Nice weekend? Maybe a roast chicken, prepared with a quick wash in the sink, maybe exposing yourself and everyone around you to potentially fatal food poisoning?

Actually, for nearly half of us, there’s no maybe about it.

Apparerently, 44% of Brits wash chicken in tap water before cooking it.

While they think a good rinse will remove germs, they’re inadvertently spreading a possibly lethal bacteria called Campylobacter.

If you hadn’t heard of Campylobacter, let us fill you in: it’s the biggest cause of food poisoning in the UK, with 280,000 cases and 500 deaths every year, and in four out of five cases, contaminated chicken is to blame.

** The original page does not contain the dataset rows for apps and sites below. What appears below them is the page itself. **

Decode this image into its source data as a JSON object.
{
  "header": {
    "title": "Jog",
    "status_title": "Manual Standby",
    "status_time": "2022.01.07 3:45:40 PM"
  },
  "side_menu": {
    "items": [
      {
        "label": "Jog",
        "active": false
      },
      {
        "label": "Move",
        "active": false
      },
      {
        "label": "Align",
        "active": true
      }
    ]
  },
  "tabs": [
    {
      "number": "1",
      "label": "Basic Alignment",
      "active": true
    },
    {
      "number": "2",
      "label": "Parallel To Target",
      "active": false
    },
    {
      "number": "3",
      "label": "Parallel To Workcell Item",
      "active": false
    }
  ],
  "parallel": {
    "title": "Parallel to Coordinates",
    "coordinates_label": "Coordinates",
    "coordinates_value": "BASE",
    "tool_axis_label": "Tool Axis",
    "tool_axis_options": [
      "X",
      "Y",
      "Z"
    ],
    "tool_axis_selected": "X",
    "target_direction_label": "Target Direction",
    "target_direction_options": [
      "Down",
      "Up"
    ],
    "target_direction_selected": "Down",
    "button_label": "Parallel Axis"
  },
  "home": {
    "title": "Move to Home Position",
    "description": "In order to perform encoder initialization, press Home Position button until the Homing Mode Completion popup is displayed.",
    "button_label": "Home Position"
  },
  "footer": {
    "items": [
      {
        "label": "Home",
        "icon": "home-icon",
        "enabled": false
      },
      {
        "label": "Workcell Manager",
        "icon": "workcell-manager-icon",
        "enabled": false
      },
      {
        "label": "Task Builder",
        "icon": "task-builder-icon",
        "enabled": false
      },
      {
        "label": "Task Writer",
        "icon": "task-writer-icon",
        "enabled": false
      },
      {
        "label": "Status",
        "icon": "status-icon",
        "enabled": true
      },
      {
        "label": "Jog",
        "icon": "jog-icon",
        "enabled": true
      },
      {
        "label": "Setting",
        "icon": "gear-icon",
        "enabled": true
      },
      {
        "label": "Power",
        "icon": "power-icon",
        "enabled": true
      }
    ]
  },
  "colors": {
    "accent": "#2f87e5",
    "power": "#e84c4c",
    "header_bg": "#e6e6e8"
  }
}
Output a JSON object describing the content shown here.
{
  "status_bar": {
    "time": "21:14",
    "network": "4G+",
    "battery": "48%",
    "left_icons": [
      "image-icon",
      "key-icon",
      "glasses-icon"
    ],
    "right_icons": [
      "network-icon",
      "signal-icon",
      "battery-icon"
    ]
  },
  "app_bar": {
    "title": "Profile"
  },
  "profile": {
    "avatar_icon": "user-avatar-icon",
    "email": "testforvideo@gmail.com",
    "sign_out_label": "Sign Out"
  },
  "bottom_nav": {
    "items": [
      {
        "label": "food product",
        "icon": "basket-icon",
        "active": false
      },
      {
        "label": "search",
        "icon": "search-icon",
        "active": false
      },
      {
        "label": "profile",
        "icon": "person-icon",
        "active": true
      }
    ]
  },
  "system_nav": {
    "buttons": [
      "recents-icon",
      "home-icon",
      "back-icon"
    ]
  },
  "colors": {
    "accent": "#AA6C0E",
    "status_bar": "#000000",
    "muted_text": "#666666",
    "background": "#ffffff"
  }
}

“Washing raw chicken can splash this harmful bacteria around your kitchen,” explains Bob Martin, head of Food Borne Diseases at the FSA. “We’ve issued a call for people to stop this practice.”

So thankfully, we now know this life-saving information. But what other myths need busting?

The ‘x-second’ rule

Everyone has a different take on this, but who’s really right? The two-second rulers? The five? The 10? Or, it turns out, none of us… “The real rule is don’t eat food that’s dropped on the floor, it just isn’t worth the risk,” says Martin. Oh…

You can always smell when food’s bad

Another popular saying peddled out whenever the office milk starts to look a little weary but no one can be bothered to buy any more. Popular, but wrong.

“Harmful bacteria like E. Coli and Salmonella do not give off any odour, so sniffing food will not tell you whether it is safe,” says Martin.

“Always follow the Use By date and ensure your fridge is at the right temperature, below 5C.”

A bit of mould won’t hurt…

An admirable idea, in this modern age, where, at last count, Brits collectively throw away £15.1 billion worth of food every year.

But sadly, good citizenship doesn’t spell good sense. “The FSA advises against consuming visibly mouldy foods,” Martin states. “Mould does not usually cause food poisoning, but some species can produce mycotoxins.

“Depending on the type and amount, mycotoxins could cause either short-term illness or contribute to various health conditions over a longer period of time.”

Mouldy bread

Sell By dates? Use By dates? Blatant marketing ploy…

True and false. “Best Before relate to quality, so food past it should not pose a safety risk. Sell By or Display Until dates are put there to help shop staff with stock rotation, so consumers can ignore these,” Martin says.

But… “Use By dates are the most important food date as these relate to food safety.  It’s not legal to sell food past its Use By date and you should never eat food where this date has expired.”

Unwashed fruit’s good for the immune system

Simple answer: no, it’s not. “We advise washing fruit before eating, as it’s not possible to ensure they have been picked, handled or stored hygienically. This will ensure the fruit is safe to eat,” says Martin.

Never, ever re-heat rice

The food safety rule most hammered home, is actually, oddly, not that bad.

“It should be fine to reheat cooked rice that’s been kept in the fridge, provided it’s been cooled and stored carefully,” explains Martin.

“It’s possible to get food poisoning from reheated rice, but reheating is not the problem – it’s the way the rice has been stored before reheating.

“Uncooked rice can contain spores of Bacillus cereus that can survive when the rice is cooked.  If the rice is left standing at room temperature, the spores will germinate, multiply and may produce toxins that cause either vomiting or diarrhoea. Reheating will not get rid of the toxin.”

The guidelines say cooked rice should be cooled as quickly as possible after cooking – ideally within an hour – then kept in the fridge and used within one day.

Do you agree with this advice? Share your food safety facts in the Comments box below.